The situation on the ground in Benghazi remains uncertain, as while Hifter’s “Libyan National Army” forces claim to have made substantial gains on Islamist groups, Ansar al Sharia (ASS) has seemingly regrouped in its traditional strongholds in the Sidi Faraj and Hawari districts. Given that these areas have seen some of the heaviest airstrikes and ground clashes, the current situation appears to suggest that a stalemate has emerged, as Hifter’s forces have remained based on the western outskirts of the city, unable to break into the city itself. The area’s most affected by violence related to “Operation Dignity” include: Hawari, Sidi Faraj, Guwarsha districts, Ganfouda, Tabalino, Garyounes, Laithi and Souq Hadiqa. The residential areas surrounding Benina International Airport, from which Hifter’s forces have launched attacks, have also suffered numerous attacks by Islamist forces.

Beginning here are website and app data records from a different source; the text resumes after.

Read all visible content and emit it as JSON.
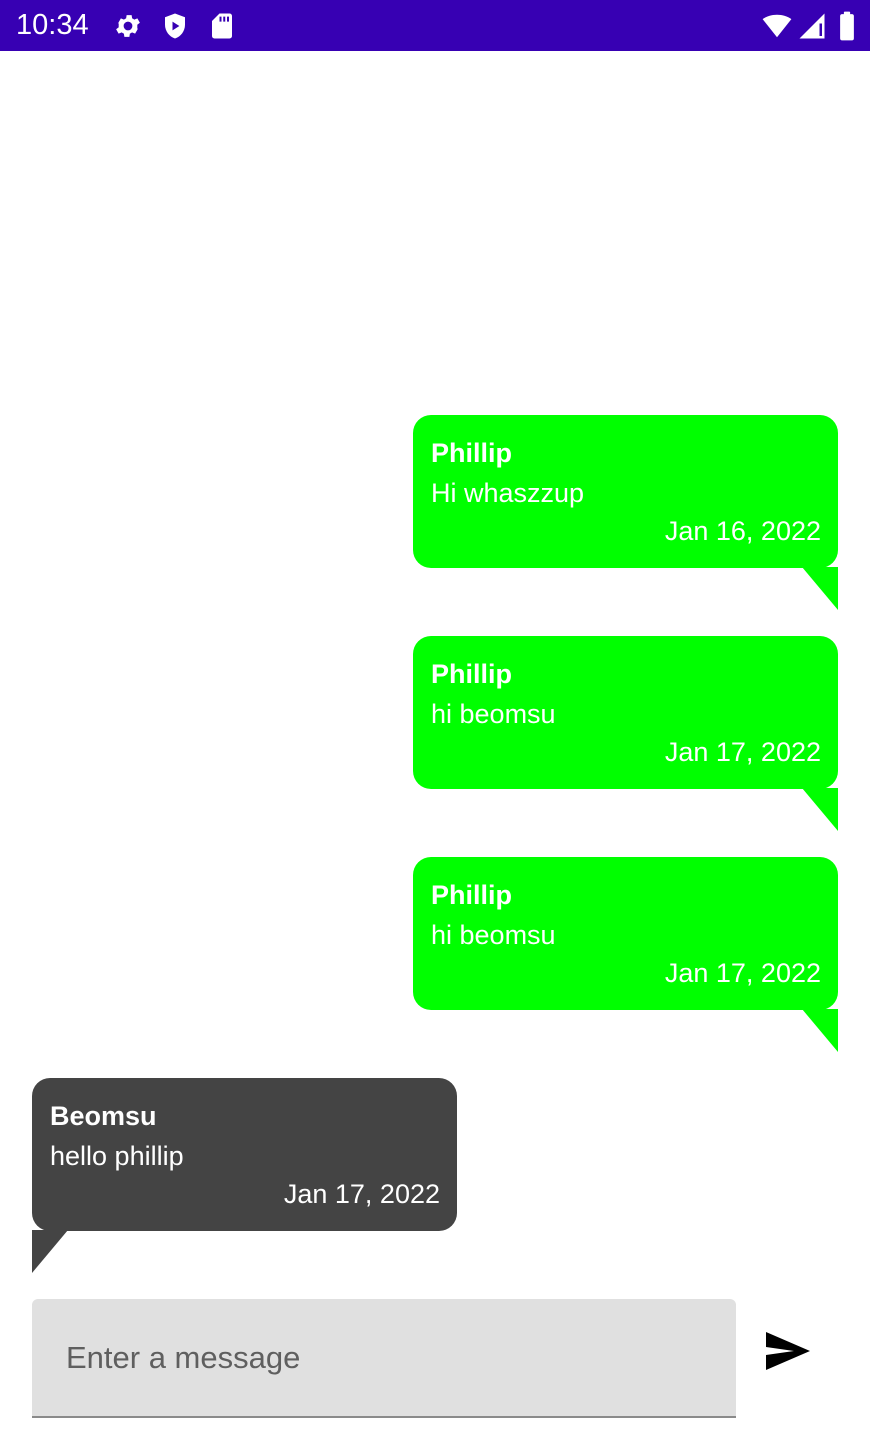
{
  "status_bar": {
    "time": "10:34",
    "left_icons": [
      "gear-icon",
      "shield-icon",
      "sd-card-icon"
    ],
    "right_icons": [
      "wifi-icon",
      "cell-signal-icon",
      "battery-icon"
    ],
    "background_color": "#3700b3"
  },
  "messages": [
    {
      "direction": "sent",
      "sender": "Phillip",
      "text": "Hi whaszzup",
      "date": "Jan 16, 2022"
    },
    {
      "direction": "sent",
      "sender": "Phillip",
      "text": "hi beomsu",
      "date": "Jan 17, 2022"
    },
    {
      "direction": "sent",
      "sender": "Phillip",
      "text": "hi beomsu",
      "date": "Jan 17, 2022"
    },
    {
      "direction": "received",
      "sender": "Beomsu",
      "text": "hello phillip",
      "date": "Jan 17, 2022"
    }
  ],
  "composer": {
    "placeholder": "Enter a message",
    "value": "",
    "send_icon": "send-icon"
  },
  "colors": {
    "sent_bubble": "#00ff00",
    "received_bubble": "#444444",
    "input_background": "#e0e0e0"
  }
}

The site remains closed as of 30 June 2014.
In an update to the release of two Tunisian diplomats on 25 June 2014 (who were kidnapped in two separate incidents in March and April 2014), both arrived at dawn to Tunis Airport on 30 June 2014 and were greeted by both Tunisian President Moncef Marzouki and Prime Minister Mehdi Jomaa. The pair (a Tunisian diplomat and an embassy worker) were kidnapped in two separate incidents in March and April 2014. Mohamed Ben Cheikh, the secretary to the Tunisian ambassador, was abducted on 21 March 2014 from Ain Zara, in the south-east of Tripoli, and Aroussi Gontassi, another staff member at the Tunisian Embassy, was kidnapped from the city on 17 April 2014. The pair were believed to have been taken by the same group, whose demands were never made public, although it has been widely suggested that they sought the release of two Libyans from Derna who were arrested by the Tunisian authorities in 2011.

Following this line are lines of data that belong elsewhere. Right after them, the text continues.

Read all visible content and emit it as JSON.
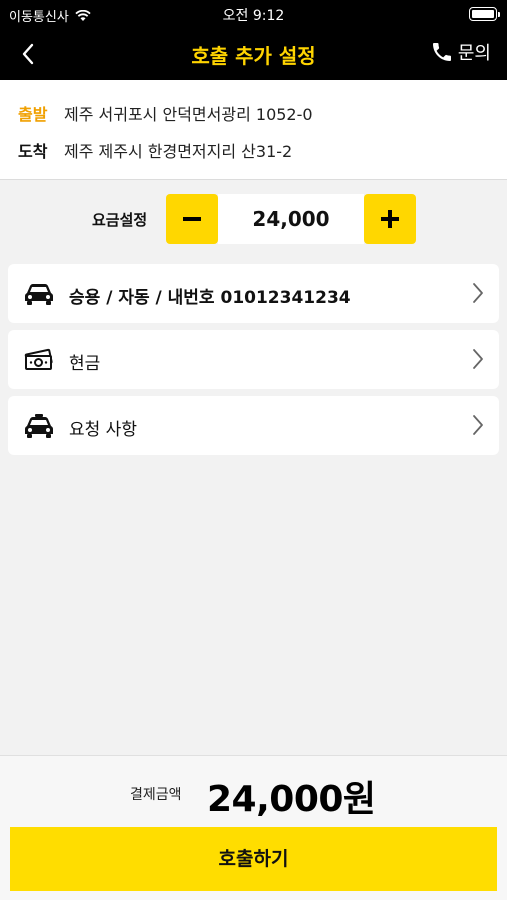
{
  "status_bar": {
    "carrier": "이동통신사",
    "time": "오전 9:12",
    "battery_level": 1.0
  },
  "header": {
    "title": "호출 추가 설정",
    "inquiry_label": "문의",
    "accent_color": "#ffd400"
  },
  "route": {
    "depart_tag": "출발",
    "depart_address": "제주 서귀포시 안덕면서광리 1052-0",
    "arrive_tag": "도착",
    "arrive_address": "제주 제주시 한경면저지리 산31-2",
    "depart_color": "#f0a000"
  },
  "fare": {
    "label": "요금설정",
    "value": "24,000",
    "minus_icon": "minus-icon",
    "plus_icon": "plus-icon"
  },
  "options": [
    {
      "icon": "car-icon",
      "label": "승용 / 자동 / 내번호 01012341234"
    },
    {
      "icon": "cash-icon",
      "label": "현금"
    },
    {
      "icon": "taxi-icon",
      "label": "요청 사항"
    }
  ],
  "payment": {
    "label": "결제금액",
    "amount": "24,000원"
  },
  "call_button": {
    "label": "호출하기",
    "color": "#ffdd00"
  }
}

SNE assesses that travel to Libya should be put on hold at present unless for business essential reasons only and advises that stringent security and travel management plans are in place. An itinerary specific pre-travel risk assessment including mitigation measures are recommended. In-country personnel should be confident in their evacuation procedures and crisis management plans and in light of the current situation these should be checked and updated where necessary. Crime remains one of the biggest risks to foreign personnel operating on the ground and the risk is assessed to be at its highest in outlying areas of the cities, particularly after last light when travel is not recommended. Car Jacking’s are on the rise and we advise clients to look closely at their method of travel within Tripoli using alternative routes, timings and vehicle’s where possible.
SNE can assist clients with pre entry risk assessments, on the ground physical support, safe discreet transportation, accommodation/business centre and risk management services throughout the region with villas and offices in both Tripoli & Benghazi